Task to carry out
Your job is to report every line of the entries that has "Using".

##### Supplied material

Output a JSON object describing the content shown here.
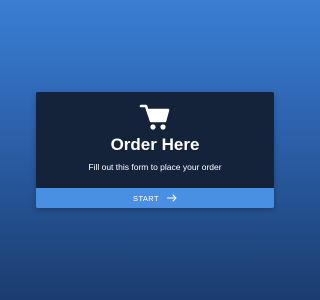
{
  "card": {
    "icon": "shopping-cart-icon",
    "title": "Order Here",
    "subtitle": "Fill out this form to place your order",
    "start_label": "START",
    "start_icon": "arrow-right-icon"
  },
  "colors": {
    "background_top": "#3a7fd4",
    "background_bottom": "#1b3c6d",
    "card_background": "#14233a",
    "button_background": "#4a90e2",
    "text": "#ffffff"
  }
}
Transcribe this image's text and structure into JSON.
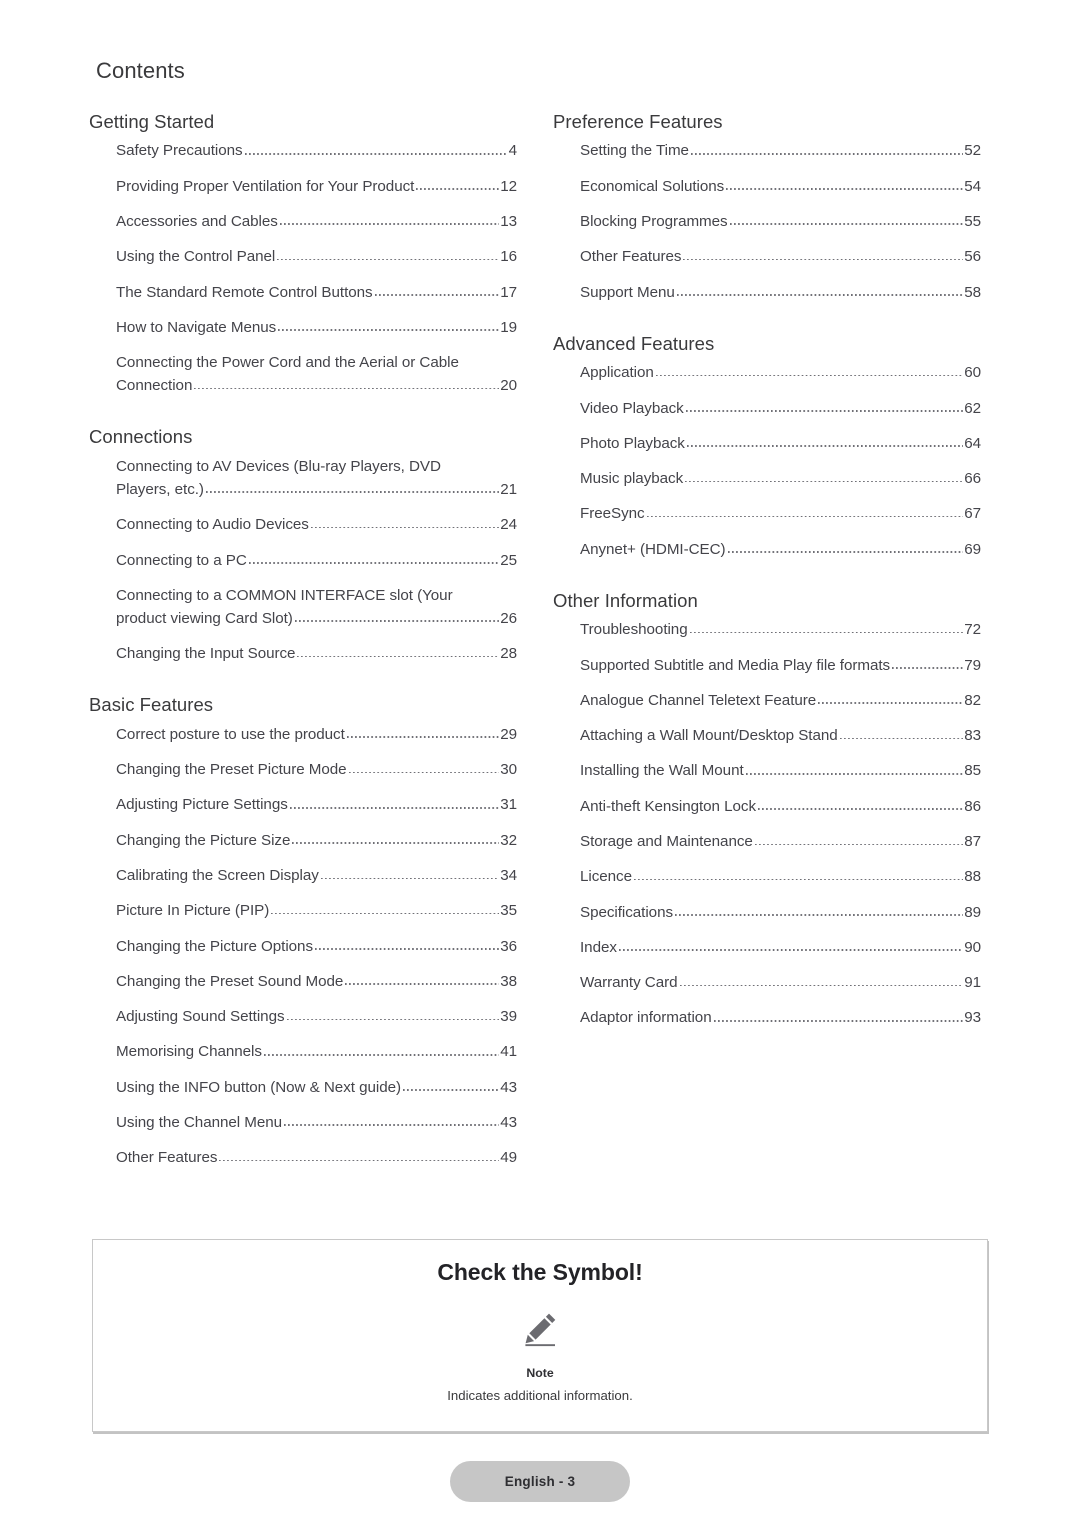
{
  "page": {
    "heading": "Contents",
    "footer_label": "English - 3"
  },
  "toc": {
    "left_column": [
      {
        "title": "Getting Started",
        "entries": [
          {
            "label": "Safety Precautions",
            "page": "4"
          },
          {
            "label": "Providing Proper Ventilation for Your Product",
            "page": "12"
          },
          {
            "label": "Accessories and Cables",
            "page": "13"
          },
          {
            "label": "Using the Control Panel",
            "page": "16"
          },
          {
            "label": "The Standard Remote Control Buttons",
            "page": "17"
          },
          {
            "label": "How to Navigate Menus",
            "page": "19"
          },
          {
            "label": "Connecting the Power Cord and the Aerial or Cable",
            "label2": "Connection",
            "page": "20",
            "wrap": true
          }
        ]
      },
      {
        "title": "Connections",
        "entries": [
          {
            "label": "Connecting to AV Devices (Blu-ray Players, DVD",
            "label2": "Players, etc.)",
            "page": "21",
            "wrap": true
          },
          {
            "label": "Connecting to Audio Devices",
            "page": "24"
          },
          {
            "label": "Connecting to a PC",
            "page": "25"
          },
          {
            "label": "Connecting to a COMMON INTERFACE slot (Your",
            "label2": "product viewing Card Slot)",
            "page": "26",
            "wrap": true
          },
          {
            "label": "Changing the Input Source",
            "page": "28"
          }
        ]
      },
      {
        "title": "Basic Features",
        "entries": [
          {
            "label": "Correct posture to use the product",
            "page": "29"
          },
          {
            "label": "Changing the Preset Picture Mode",
            "page": "30"
          },
          {
            "label": "Adjusting Picture Settings",
            "page": "31"
          },
          {
            "label": "Changing the Picture Size",
            "page": "32"
          },
          {
            "label": "Calibrating the Screen Display",
            "page": "34"
          },
          {
            "label": "Picture In Picture (PIP)",
            "page": "35"
          },
          {
            "label": "Changing the Picture Options",
            "page": "36"
          },
          {
            "label": "Changing the Preset Sound Mode",
            "page": "38"
          },
          {
            "label": "Adjusting Sound Settings",
            "page": "39"
          },
          {
            "label": "Memorising Channels",
            "page": "41"
          },
          {
            "label": "Using the INFO button (Now & Next guide)",
            "page": "43"
          },
          {
            "label": "Using the Channel Menu",
            "page": "43"
          },
          {
            "label": "Other Features",
            "page": "49"
          }
        ]
      }
    ],
    "right_column": [
      {
        "title": "Preference Features",
        "entries": [
          {
            "label": "Setting the Time",
            "page": "52"
          },
          {
            "label": "Economical Solutions",
            "page": "54"
          },
          {
            "label": "Blocking Programmes",
            "page": "55"
          },
          {
            "label": "Other Features",
            "page": "56"
          },
          {
            "label": "Support Menu",
            "page": "58"
          }
        ]
      },
      {
        "title": "Advanced Features",
        "entries": [
          {
            "label": "Application",
            "page": "60"
          },
          {
            "label": "Video Playback",
            "page": "62"
          },
          {
            "label": "Photo Playback",
            "page": "64"
          },
          {
            "label": "Music playback",
            "page": "66"
          },
          {
            "label": "FreeSync",
            "page": "67"
          },
          {
            "label": "Anynet+ (HDMI-CEC)",
            "page": "69"
          }
        ]
      },
      {
        "title": "Other Information",
        "entries": [
          {
            "label": "Troubleshooting",
            "page": "72"
          },
          {
            "label": "Supported Subtitle and Media Play file formats",
            "page": "79"
          },
          {
            "label": "Analogue Channel Teletext Feature",
            "page": "82"
          },
          {
            "label": "Attaching a Wall Mount/Desktop Stand",
            "page": "83"
          },
          {
            "label": "Installing the Wall Mount",
            "page": "85"
          },
          {
            "label": "Anti-theft Kensington Lock",
            "page": "86"
          },
          {
            "label": "Storage and Maintenance",
            "page": "87"
          },
          {
            "label": "Licence",
            "page": "88"
          },
          {
            "label": "Specifications",
            "page": "89"
          },
          {
            "label": "Index",
            "page": "90"
          },
          {
            "label": "Warranty Card",
            "page": "91"
          },
          {
            "label": "Adaptor information",
            "page": "93"
          }
        ]
      }
    ]
  },
  "symbol_box": {
    "title": "Check the Symbol!",
    "icon": "pencil-note-icon",
    "note_label": "Note",
    "note_description": "Indicates additional information.",
    "icon_color": "#6b6b70"
  }
}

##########

Answer to this task
            "label": "Using the Control Panel",
            "label": "Using the INFO button (Now & Next guide)",
            "label": "Using the Channel Menu",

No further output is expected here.